- [WHAT YOU HAVE TO DO]:
From the first line to the last, retype everything below exactly, minus the pictures.

- [DATASET RECORDS]:

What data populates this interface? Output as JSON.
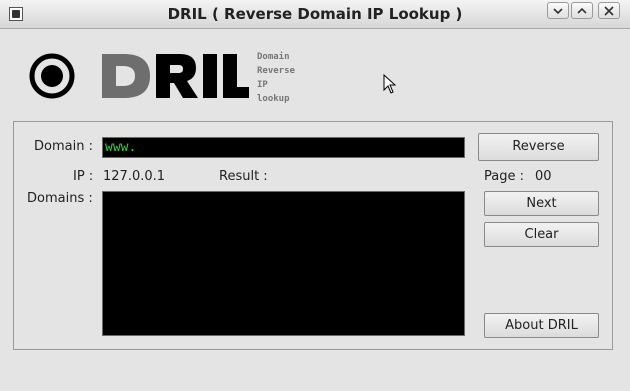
{
  "window": {
    "title": "DRIL ( Reverse Domain IP Lookup )",
    "controls": [
      "minimize-icon",
      "maximize-icon",
      "close-icon"
    ]
  },
  "logo": {
    "name": "DRIL",
    "tagline": [
      "Domain",
      "Reverse",
      "IP",
      "lookup"
    ]
  },
  "form": {
    "domain_label": "Domain :",
    "domain_value": "www.",
    "ip_label": "IP :",
    "ip_value": "127.0.0.1",
    "result_label": "Result :",
    "result_value": "",
    "page_label": "Page :",
    "page_value": "00",
    "domains_label": "Domains :"
  },
  "buttons": {
    "reverse": "Reverse",
    "next": "Next",
    "clear": "Clear",
    "about": "About DRIL"
  },
  "colors": {
    "field_bg": "#000000",
    "field_text": "#32d232",
    "logo_gray": "#6e6e6e"
  }
}
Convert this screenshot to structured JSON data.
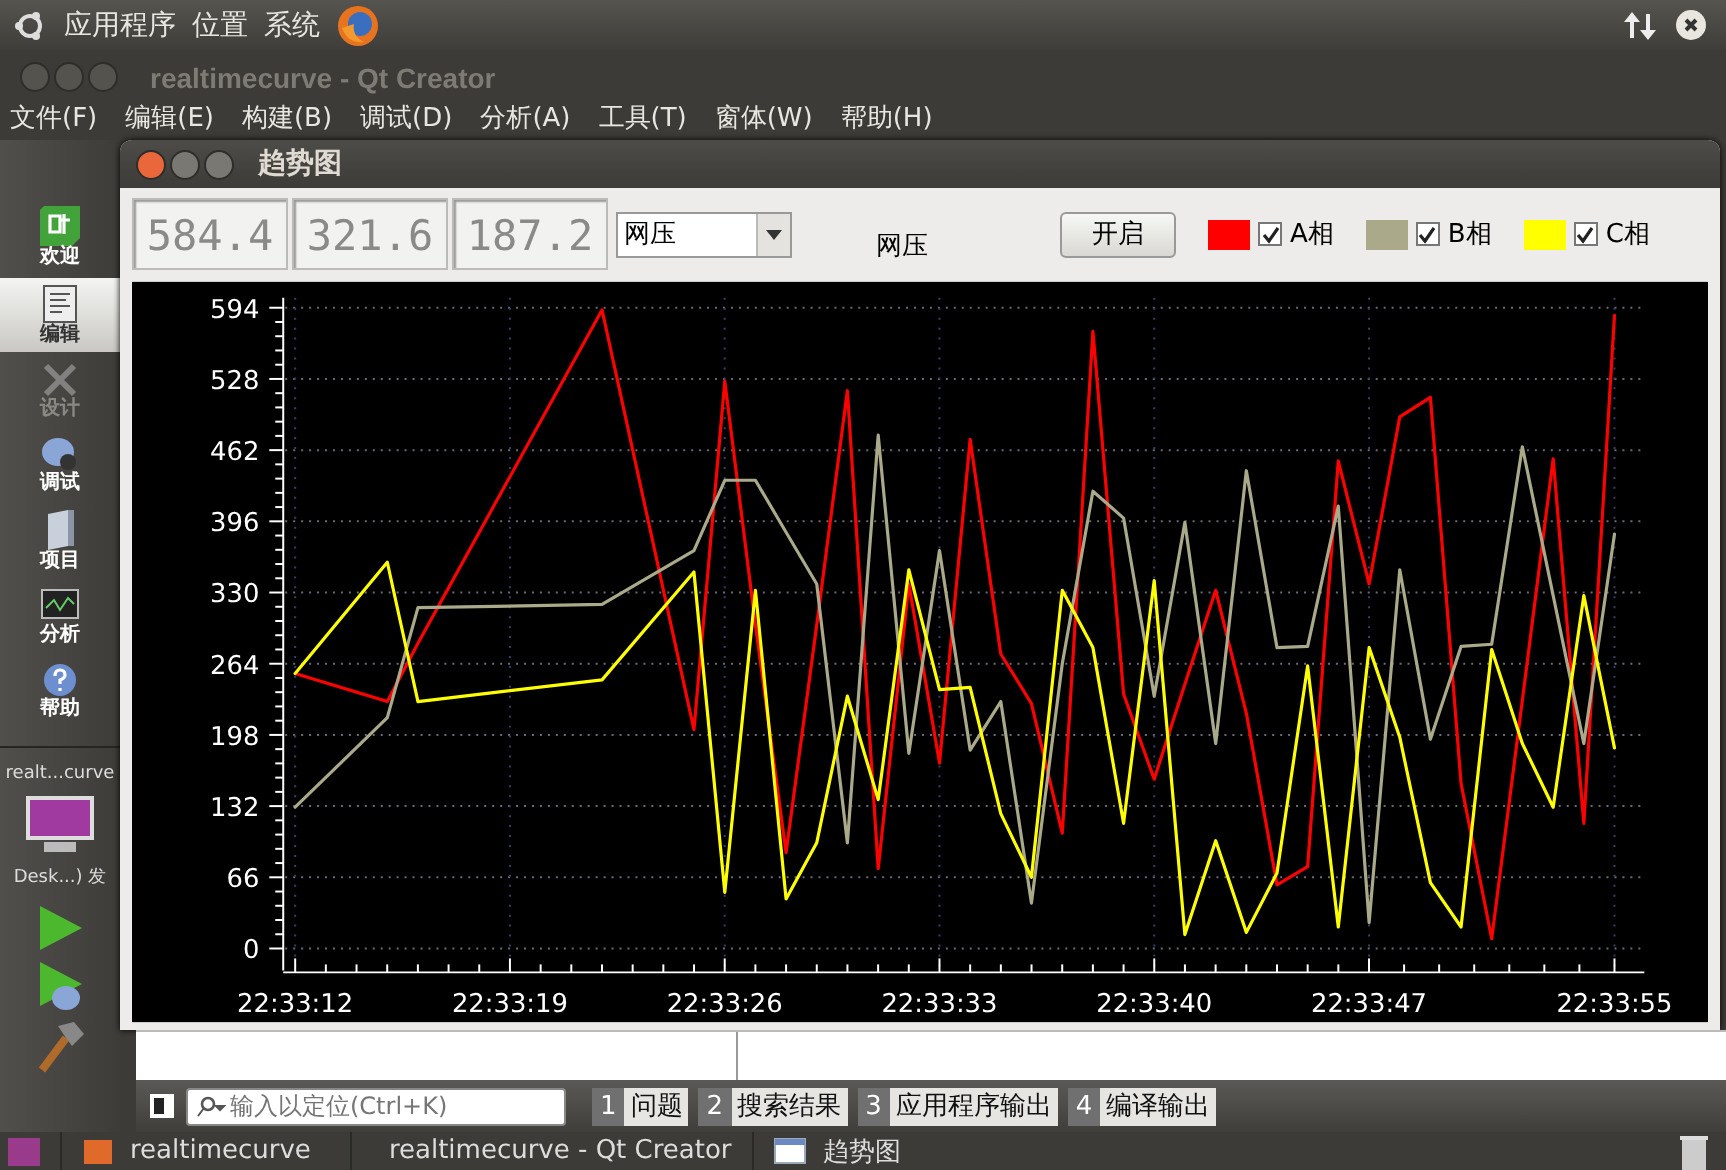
{
  "top_panel": {
    "menus": [
      "应用程序",
      "位置",
      "系统"
    ]
  },
  "ide_window": {
    "title": "realtimecurve - Qt Creator"
  },
  "menu_bar": {
    "items": [
      "文件(F)",
      "编辑(E)",
      "构建(B)",
      "调试(D)",
      "分析(A)",
      "工具(T)",
      "窗体(W)",
      "帮助(H)"
    ]
  },
  "mode_bar": {
    "modes": [
      {
        "kind": "qt",
        "label": "欢迎",
        "selected": false,
        "disabled": false
      },
      {
        "kind": "edit",
        "label": "编辑",
        "selected": true,
        "disabled": false
      },
      {
        "kind": "design",
        "label": "设计",
        "selected": false,
        "disabled": true
      },
      {
        "kind": "debug",
        "label": "调试",
        "selected": false,
        "disabled": false
      },
      {
        "kind": "project",
        "label": "项目",
        "selected": false,
        "disabled": false
      },
      {
        "kind": "analyze",
        "label": "分析",
        "selected": false,
        "disabled": false
      },
      {
        "kind": "help",
        "label": "帮助",
        "selected": false,
        "disabled": false
      }
    ],
    "project": "realt...curve",
    "target": "Desk...) 发"
  },
  "dialog": {
    "title": "趋势图",
    "readouts": [
      "584.4",
      "321.6",
      "187.2"
    ],
    "combo": {
      "value": "网压"
    },
    "label": "网压",
    "start_button": "开启",
    "legend": [
      {
        "checked": true
      },
      {
        "checked": true
      },
      {
        "checked": true
      }
    ],
    "chart_data": {
      "type": "line",
      "x": [
        81192,
        81195,
        81196,
        81202,
        81205,
        81206,
        81207,
        81208,
        81209,
        81210,
        81211,
        81212,
        81213,
        81214,
        81215,
        81216,
        81217,
        81218,
        81219,
        81220,
        81221,
        81222,
        81223,
        81224,
        81225,
        81226,
        81227,
        81228,
        81229,
        81230,
        81231,
        81232,
        81233,
        81234,
        81235
      ],
      "xlim": [
        81192,
        81235
      ],
      "ylim": [
        0,
        594
      ],
      "grid": true,
      "xticks": [
        {
          "value": 81192,
          "label": "22:33:12"
        },
        {
          "value": 81199,
          "label": "22:33:19"
        },
        {
          "value": 81206,
          "label": "22:33:26"
        },
        {
          "value": 81213,
          "label": "22:33:33"
        },
        {
          "value": 81220,
          "label": "22:33:40"
        },
        {
          "value": 81227,
          "label": "22:33:47"
        },
        {
          "value": 81235,
          "label": "22:33:55"
        }
      ],
      "yticks": [
        0,
        66,
        132,
        198,
        264,
        330,
        396,
        462,
        528,
        594
      ],
      "series": [
        {
          "name": "A相",
          "color": "#ff0000",
          "values": [
            255,
            229,
            283,
            592,
            203,
            526,
            300,
            89,
            300,
            517,
            74,
            338,
            172,
            472,
            273,
            227,
            107,
            572,
            236,
            157,
            245,
            332,
            218,
            59,
            76,
            452,
            338,
            493,
            511,
            153,
            9,
            230,
            454,
            116,
            587
          ]
        },
        {
          "name": "B相",
          "color": "#aaa98a",
          "values": [
            131,
            214,
            316,
            319,
            369,
            434,
            434,
            386,
            338,
            98,
            476,
            181,
            369,
            184,
            229,
            42,
            264,
            424,
            399,
            234,
            395,
            190,
            443,
            279,
            280,
            410,
            24,
            351,
            194,
            280,
            282,
            465,
            327,
            190,
            384
          ]
        },
        {
          "name": "C相",
          "color": "#ffff00",
          "values": [
            255,
            358,
            229,
            249,
            349,
            52,
            332,
            46,
            98,
            234,
            138,
            351,
            240,
            242,
            125,
            66,
            332,
            279,
            116,
            341,
            13,
            100,
            15,
            70,
            262,
            20,
            279,
            196,
            61,
            20,
            277,
            190,
            131,
            327,
            186
          ]
        }
      ]
    }
  },
  "output_pane": {
    "search": {
      "placeholder": "输入以定位(Ctrl+K)"
    },
    "tabs": [
      {
        "number": "1",
        "label": "问题"
      },
      {
        "number": "2",
        "label": "搜索结果"
      },
      {
        "number": "3",
        "label": "应用程序输出"
      },
      {
        "number": "4",
        "label": "编译输出"
      }
    ]
  },
  "taskbar": {
    "items": [
      {
        "kind": "folder",
        "label": "realtimecurve"
      },
      {
        "kind": "qt",
        "label": "realtimecurve - Qt Creator"
      },
      {
        "kind": "window",
        "label": "趋势图"
      }
    ]
  }
}
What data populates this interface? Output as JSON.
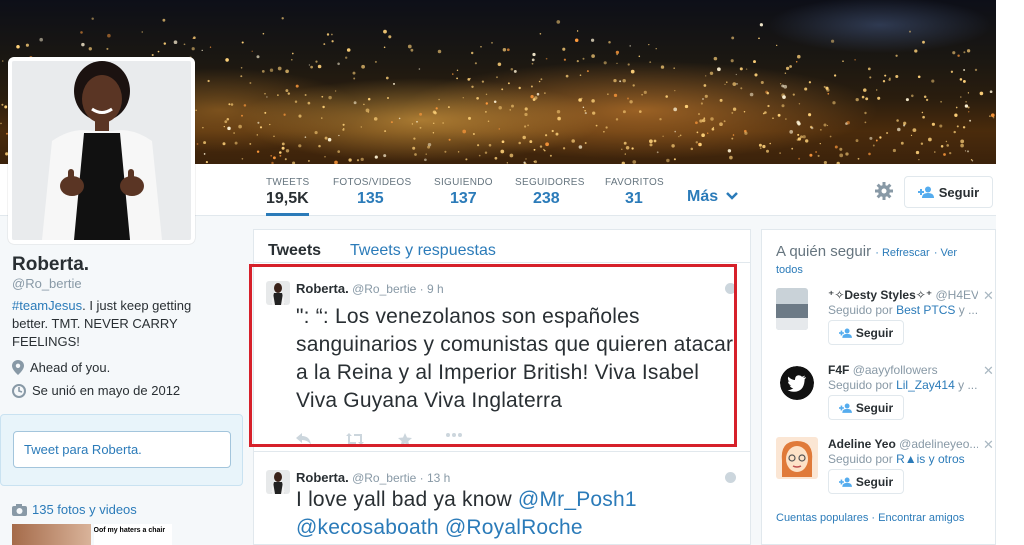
{
  "profile": {
    "name": "Roberta.",
    "handle": "@Ro_bertie",
    "bio_hashtag": "#teamJesus",
    "bio_text": ". I just keep getting better. TMT. NEVER CARRY FEELINGS!",
    "location": "Ahead of you.",
    "joined": "Se unió en mayo de 2012",
    "tweet_to_placeholder": "Tweet para Roberta.",
    "photos_link": "135 fotos y videos"
  },
  "stats": [
    {
      "label": "TWEETS",
      "value": "19,5K"
    },
    {
      "label": "FOTOS/VIDEOS",
      "value": "135"
    },
    {
      "label": "SIGUIENDO",
      "value": "137"
    },
    {
      "label": "SEGUIDORES",
      "value": "238"
    },
    {
      "label": "FAVORITOS",
      "value": "31"
    }
  ],
  "nav": {
    "more_label": "Más",
    "follow_label": "Seguir"
  },
  "timeline": {
    "tabs": [
      "Tweets",
      "Tweets y respuestas"
    ],
    "tweets": [
      {
        "name": "Roberta.",
        "handle": "@Ro_bertie",
        "time": "· 9 h",
        "text": "\": “: Los venezolanos son españoles sanguinarios y comunistas que quieren atacar a la Reina y al Imperior British! Viva Isabel Viva Guyana Viva Inglaterra"
      },
      {
        "name": "Roberta.",
        "handle": "@Ro_bertie",
        "time": "· 13 h",
        "text_plain": "I love yall bad ya know ",
        "mention1": "@Mr_Posh1",
        "mention2": "@kecosaboath",
        "mention3": "@RoyalRoche"
      }
    ]
  },
  "who_to_follow": {
    "title": "A quién seguir",
    "refresh": "· Refrescar",
    "view_all": "· Ver todos",
    "follow_label": "Seguir",
    "items": [
      {
        "name": "⁺✧Desty Styles✧⁺",
        "handle": "@H4EV...",
        "by_prefix": "Seguido por ",
        "by": "Best PTCS",
        "by_suffix": " y ..."
      },
      {
        "name": "F4F",
        "handle": "@aayyfollowers",
        "by_prefix": "Seguido por ",
        "by": "Lil_Zay414",
        "by_suffix": " y ..."
      },
      {
        "name": "Adeline Yeo",
        "handle": "@adelineyeo...",
        "by_prefix": "Seguido por ",
        "by": "R▲is",
        "by_suffix": " y otros"
      }
    ],
    "footer": "Cuentas populares · Encontrar amigos"
  },
  "thumb_caption": "Oof my haters a chair",
  "colors": {
    "accent": "#2b7bb9",
    "highlight": "#d6202a"
  }
}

- [TASK SOLUTION]:
What data populates this interface? Output as JSON.
{
  "window": {
    "title": "DRIL ( Reverse Domain IP Lookup )",
    "controls": [
      "minimize-icon",
      "maximize-icon",
      "close-icon"
    ]
  },
  "logo": {
    "name": "DRIL",
    "tagline": [
      "Domain",
      "Reverse",
      "IP",
      "lookup"
    ]
  },
  "form": {
    "domain_label": "Domain :",
    "domain_value": "www.",
    "ip_label": "IP :",
    "ip_value": "127.0.0.1",
    "result_label": "Result :",
    "result_value": "",
    "page_label": "Page :",
    "page_value": "00",
    "domains_label": "Domains :"
  },
  "buttons": {
    "reverse": "Reverse",
    "next": "Next",
    "clear": "Clear",
    "about": "About DRIL"
  },
  "colors": {
    "field_bg": "#000000",
    "field_text": "#32d232",
    "logo_gray": "#6e6e6e"
  }
}
Convert this screenshot to structured JSON data.
{
  "top_panel": {
    "menus": [
      "应用程序",
      "位置",
      "系统"
    ]
  },
  "ide_window": {
    "title": "realtimecurve - Qt Creator"
  },
  "menu_bar": {
    "items": [
      "文件(F)",
      "编辑(E)",
      "构建(B)",
      "调试(D)",
      "分析(A)",
      "工具(T)",
      "窗体(W)",
      "帮助(H)"
    ]
  },
  "mode_bar": {
    "modes": [
      {
        "kind": "qt",
        "label": "欢迎",
        "selected": false,
        "disabled": false
      },
      {
        "kind": "edit",
        "label": "编辑",
        "selected": true,
        "disabled": false
      },
      {
        "kind": "design",
        "label": "设计",
        "selected": false,
        "disabled": true
      },
      {
        "kind": "debug",
        "label": "调试",
        "selected": false,
        "disabled": false
      },
      {
        "kind": "project",
        "label": "项目",
        "selected": false,
        "disabled": false
      },
      {
        "kind": "analyze",
        "label": "分析",
        "selected": false,
        "disabled": false
      },
      {
        "kind": "help",
        "label": "帮助",
        "selected": false,
        "disabled": false
      }
    ],
    "project": "realt...curve",
    "target": "Desk...) 发"
  },
  "dialog": {
    "title": "趋势图",
    "readouts": [
      "584.4",
      "321.6",
      "187.2"
    ],
    "combo": {
      "value": "网压"
    },
    "label": "网压",
    "start_button": "开启",
    "legend": [
      {
        "checked": true
      },
      {
        "checked": true
      },
      {
        "checked": true
      }
    ],
    "chart_data": {
      "type": "line",
      "x": [
        81192,
        81195,
        81196,
        81202,
        81205,
        81206,
        81207,
        81208,
        81209,
        81210,
        81211,
        81212,
        81213,
        81214,
        81215,
        81216,
        81217,
        81218,
        81219,
        81220,
        81221,
        81222,
        81223,
        81224,
        81225,
        81226,
        81227,
        81228,
        81229,
        81230,
        81231,
        81232,
        81233,
        81234,
        81235
      ],
      "xlim": [
        81192,
        81235
      ],
      "ylim": [
        0,
        594
      ],
      "grid": true,
      "xticks": [
        {
          "value": 81192,
          "label": "22:33:12"
        },
        {
          "value": 81199,
          "label": "22:33:19"
        },
        {
          "value": 81206,
          "label": "22:33:26"
        },
        {
          "value": 81213,
          "label": "22:33:33"
        },
        {
          "value": 81220,
          "label": "22:33:40"
        },
        {
          "value": 81227,
          "label": "22:33:47"
        },
        {
          "value": 81235,
          "label": "22:33:55"
        }
      ],
      "yticks": [
        0,
        66,
        132,
        198,
        264,
        330,
        396,
        462,
        528,
        594
      ],
      "series": [
        {
          "name": "A相",
          "color": "#ff0000",
          "values": [
            255,
            229,
            283,
            592,
            203,
            526,
            300,
            89,
            300,
            517,
            74,
            338,
            172,
            472,
            273,
            227,
            107,
            572,
            236,
            157,
            245,
            332,
            218,
            59,
            76,
            452,
            338,
            493,
            511,
            153,
            9,
            230,
            454,
            116,
            587
          ]
        },
        {
          "name": "B相",
          "color": "#aaa98a",
          "values": [
            131,
            214,
            316,
            319,
            369,
            434,
            434,
            386,
            338,
            98,
            476,
            181,
            369,
            184,
            229,
            42,
            264,
            424,
            399,
            234,
            395,
            190,
            443,
            279,
            280,
            410,
            24,
            351,
            194,
            280,
            282,
            465,
            327,
            190,
            384
          ]
        },
        {
          "name": "C相",
          "color": "#ffff00",
          "values": [
            255,
            358,
            229,
            249,
            349,
            52,
            332,
            46,
            98,
            234,
            138,
            351,
            240,
            242,
            125,
            66,
            332,
            279,
            116,
            341,
            13,
            100,
            15,
            70,
            262,
            20,
            279,
            196,
            61,
            20,
            277,
            190,
            131,
            327,
            186
          ]
        }
      ]
    }
  },
  "output_pane": {
    "search": {
      "placeholder": "输入以定位(Ctrl+K)"
    },
    "tabs": [
      {
        "number": "1",
        "label": "问题"
      },
      {
        "number": "2",
        "label": "搜索结果"
      },
      {
        "number": "3",
        "label": "应用程序输出"
      },
      {
        "number": "4",
        "label": "编译输出"
      }
    ]
  },
  "taskbar": {
    "items": [
      {
        "kind": "folder",
        "label": "realtimecurve"
      },
      {
        "kind": "qt",
        "label": "realtimecurve - Qt Creator"
      },
      {
        "kind": "window",
        "label": "趋势图"
      }
    ]
  }
}
What data populates this interface? Output as JSON.
{
  "profile": {
    "name": "Roberta.",
    "handle": "@Ro_bertie",
    "bio_hashtag": "#teamJesus",
    "bio_text": ". I just keep getting better. TMT. NEVER CARRY FEELINGS!",
    "location": "Ahead of you.",
    "joined": "Se unió en mayo de 2012",
    "tweet_to_placeholder": "Tweet para Roberta.",
    "photos_link": "135 fotos y videos"
  },
  "stats": [
    {
      "label": "TWEETS",
      "value": "19,5K"
    },
    {
      "label": "FOTOS/VIDEOS",
      "value": "135"
    },
    {
      "label": "SIGUIENDO",
      "value": "137"
    },
    {
      "label": "SEGUIDORES",
      "value": "238"
    },
    {
      "label": "FAVORITOS",
      "value": "31"
    }
  ],
  "nav": {
    "more_label": "Más",
    "follow_label": "Seguir"
  },
  "timeline": {
    "tabs": [
      "Tweets",
      "Tweets y respuestas"
    ],
    "tweets": [
      {
        "name": "Roberta.",
        "handle": "@Ro_bertie",
        "time": "· 9 h",
        "text": "\": “: Los venezolanos son españoles sanguinarios y comunistas que quieren atacar a la Reina y al Imperior British! Viva Isabel Viva Guyana Viva Inglaterra"
      },
      {
        "name": "Roberta.",
        "handle": "@Ro_bertie",
        "time": "· 13 h",
        "text_plain": "I love yall bad ya know ",
        "mention1": "@Mr_Posh1",
        "mention2": "@kecosaboath",
        "mention3": "@RoyalRoche"
      }
    ]
  },
  "who_to_follow": {
    "title": "A quién seguir",
    "refresh": "· Refrescar",
    "view_all": "· Ver todos",
    "follow_label": "Seguir",
    "items": [
      {
        "name": "⁺✧Desty Styles✧⁺",
        "handle": "@H4EV...",
        "by_prefix": "Seguido por ",
        "by": "Best PTCS",
        "by_suffix": " y ..."
      },
      {
        "name": "F4F",
        "handle": "@aayyfollowers",
        "by_prefix": "Seguido por ",
        "by": "Lil_Zay414",
        "by_suffix": " y ..."
      },
      {
        "name": "Adeline Yeo",
        "handle": "@adelineyeo...",
        "by_prefix": "Seguido por ",
        "by": "R▲is",
        "by_suffix": " y otros"
      }
    ],
    "footer": "Cuentas populares · Encontrar amigos"
  },
  "thumb_caption": "Oof my haters a chair",
  "colors": {
    "accent": "#2b7bb9",
    "highlight": "#d6202a"
  }
}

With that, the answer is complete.